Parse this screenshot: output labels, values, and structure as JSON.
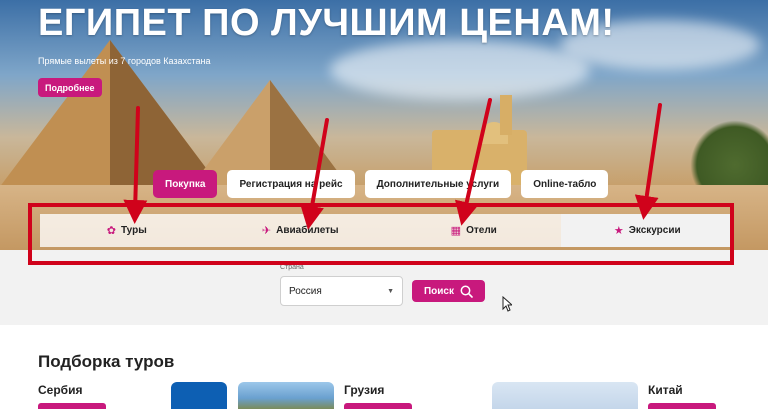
{
  "hero": {
    "title": "ЕГИПЕТ ПО ЛУЧШИМ ЦЕНАМ!",
    "subtitle": "Прямые вылеты из 7 городов Казахстана",
    "more_label": "Подробнее"
  },
  "actions": [
    {
      "label": "Покупка",
      "active": true
    },
    {
      "label": "Регистрация на рейс",
      "active": false
    },
    {
      "label": "Дополнительные услуги",
      "active": false
    },
    {
      "label": "Online-табло",
      "active": false
    }
  ],
  "tabs": [
    {
      "label": "Туры",
      "icon": "palm-icon",
      "active": false
    },
    {
      "label": "Авиабилеты",
      "icon": "plane-icon",
      "active": false
    },
    {
      "label": "Отели",
      "icon": "hotel-icon",
      "active": false
    },
    {
      "label": "Экскурсии",
      "icon": "star-icon",
      "active": true
    }
  ],
  "search": {
    "country_label": "Страна",
    "country_value": "Россия",
    "button_label": "Поиск"
  },
  "tours": {
    "title": "Подборка туров",
    "cards": [
      {
        "name": "Сербия"
      },
      {
        "name": "Грузия"
      },
      {
        "name": "Китай"
      }
    ]
  },
  "colors": {
    "accent": "#c8197d",
    "annotation": "#d0021b"
  }
}
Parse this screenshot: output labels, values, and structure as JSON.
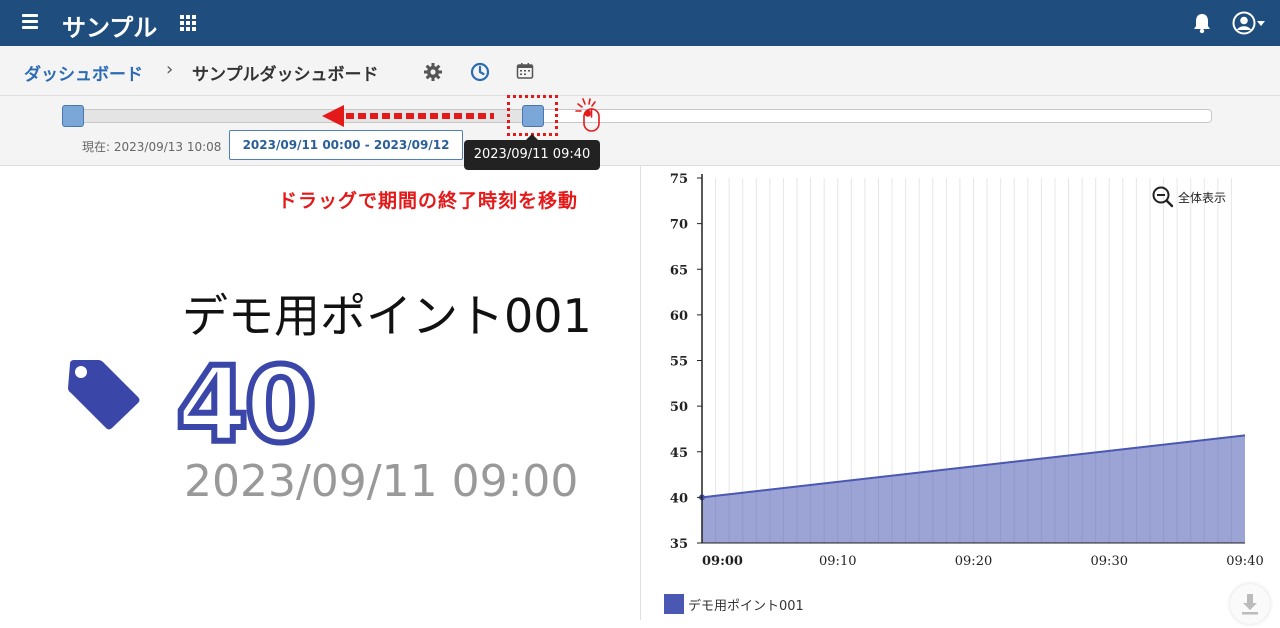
{
  "topbar": {
    "app_title": "サンプル",
    "icons": [
      "menu-icon",
      "apps-grid-icon",
      "bell-icon",
      "user-icon"
    ]
  },
  "breadcrumb": {
    "parent": "ダッシュボード",
    "separator": "›",
    "current": "サンプルダッシュボード",
    "icons": [
      "gear-icon",
      "clock-icon",
      "calendar-icon"
    ]
  },
  "time_slider": {
    "now_label": "現在: 2023/09/13 10:08",
    "range_label": "2023/09/11 00:00 - 2023/09/12 00:00",
    "tooltip": "2023/09/11 09:40"
  },
  "annotation": "ドラッグで期間の終了時刻を移動",
  "point_panel": {
    "name": "デモ用ポイント001",
    "value": "40",
    "timestamp": "2023/09/11 09:00",
    "icon": "tag-icon",
    "value_color": "#3a46a8"
  },
  "chart_panel": {
    "zoom_label": "全体表示",
    "legend_label": "デモ用ポイント001"
  },
  "chart_data": {
    "type": "area",
    "x": [
      "09:00",
      "09:40"
    ],
    "y": [
      40,
      46.8
    ],
    "xticks": [
      "09:00",
      "09:10",
      "09:20",
      "09:30",
      "09:40"
    ],
    "yticks": [
      35,
      40,
      45,
      50,
      55,
      60,
      65,
      70,
      75
    ],
    "ylim": [
      35,
      75
    ],
    "series": [
      {
        "name": "デモ用ポイント001",
        "color": "#4a57b3"
      }
    ],
    "grid": "vertical"
  },
  "colors": {
    "topbar": "#1f4e7e",
    "link": "#2a6bb3",
    "annotation": "#e41a1a",
    "series": "#4a57b3"
  }
}
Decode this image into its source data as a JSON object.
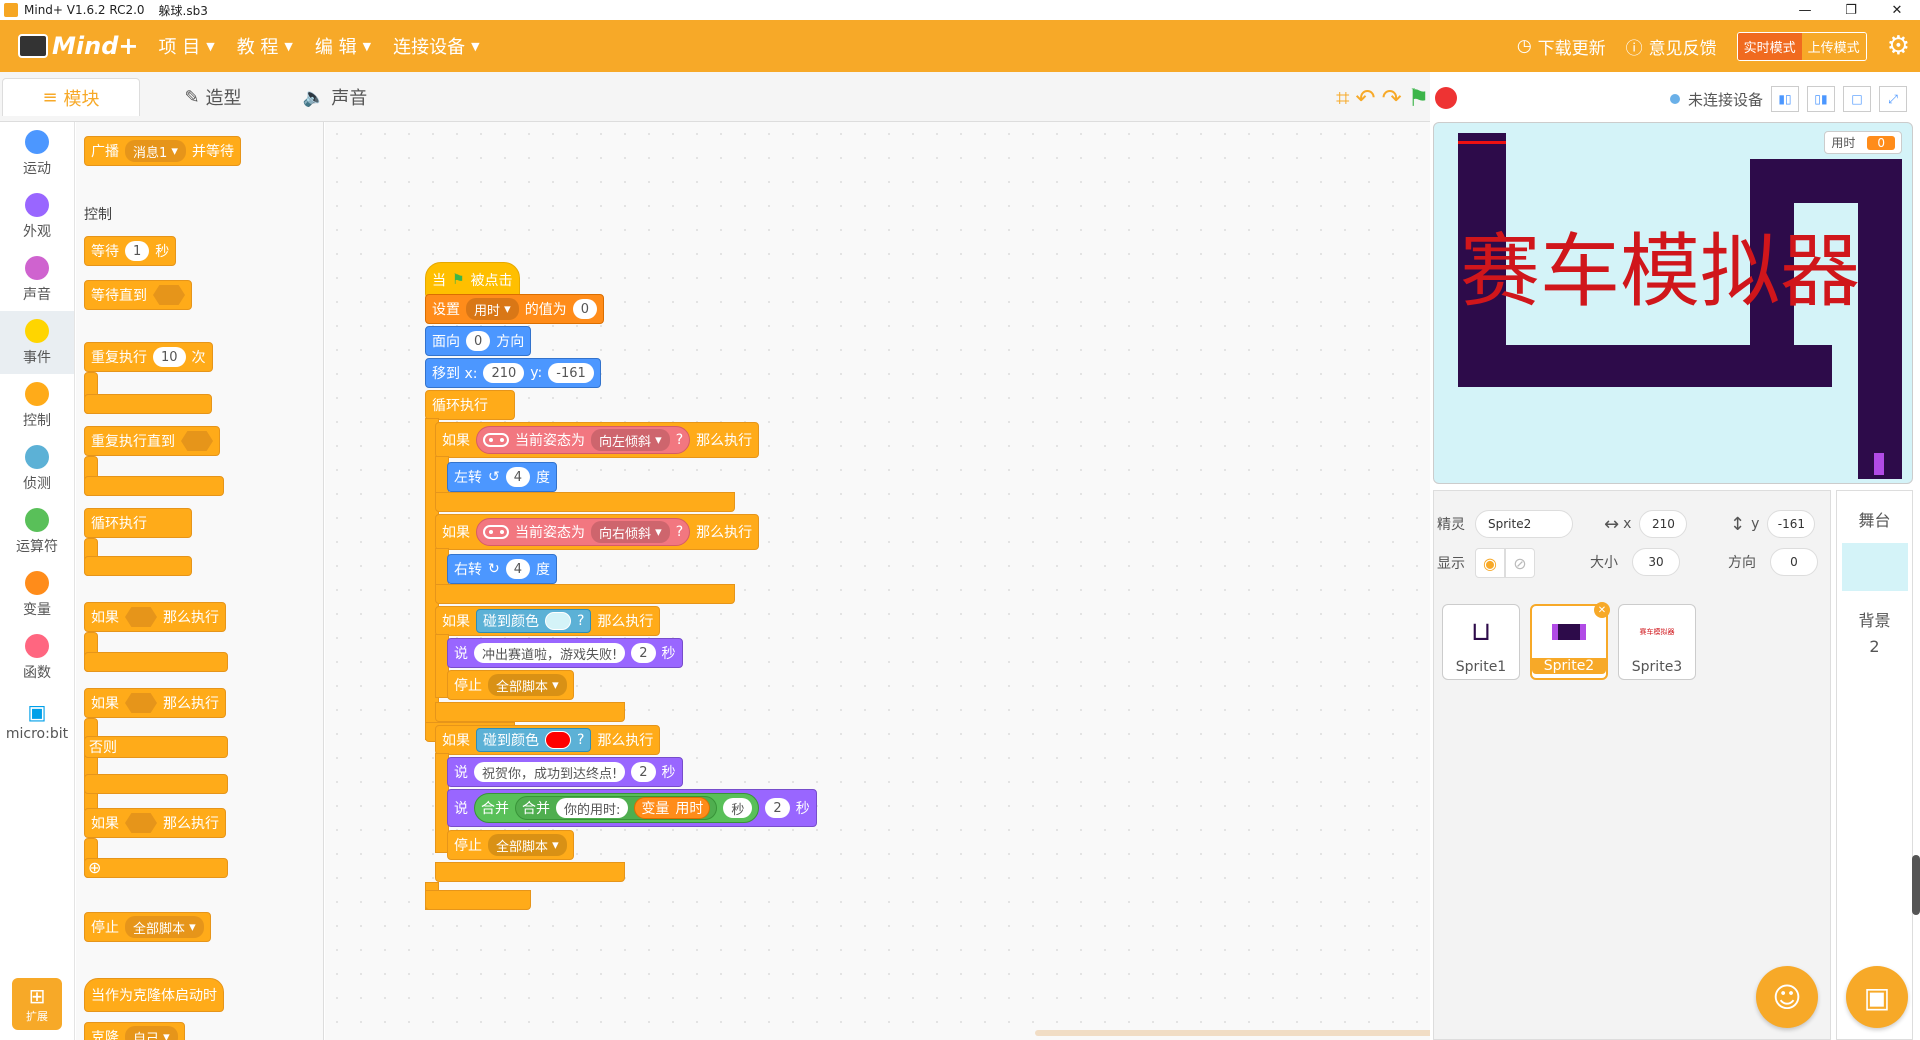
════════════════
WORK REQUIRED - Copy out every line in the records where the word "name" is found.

TASK RESULT -
        "name": "Сербия"
        "name": "Грузия"
        "name": "Китай"
    "name": "デモ用ポイント001",
        "name": "デモ用ポイント001",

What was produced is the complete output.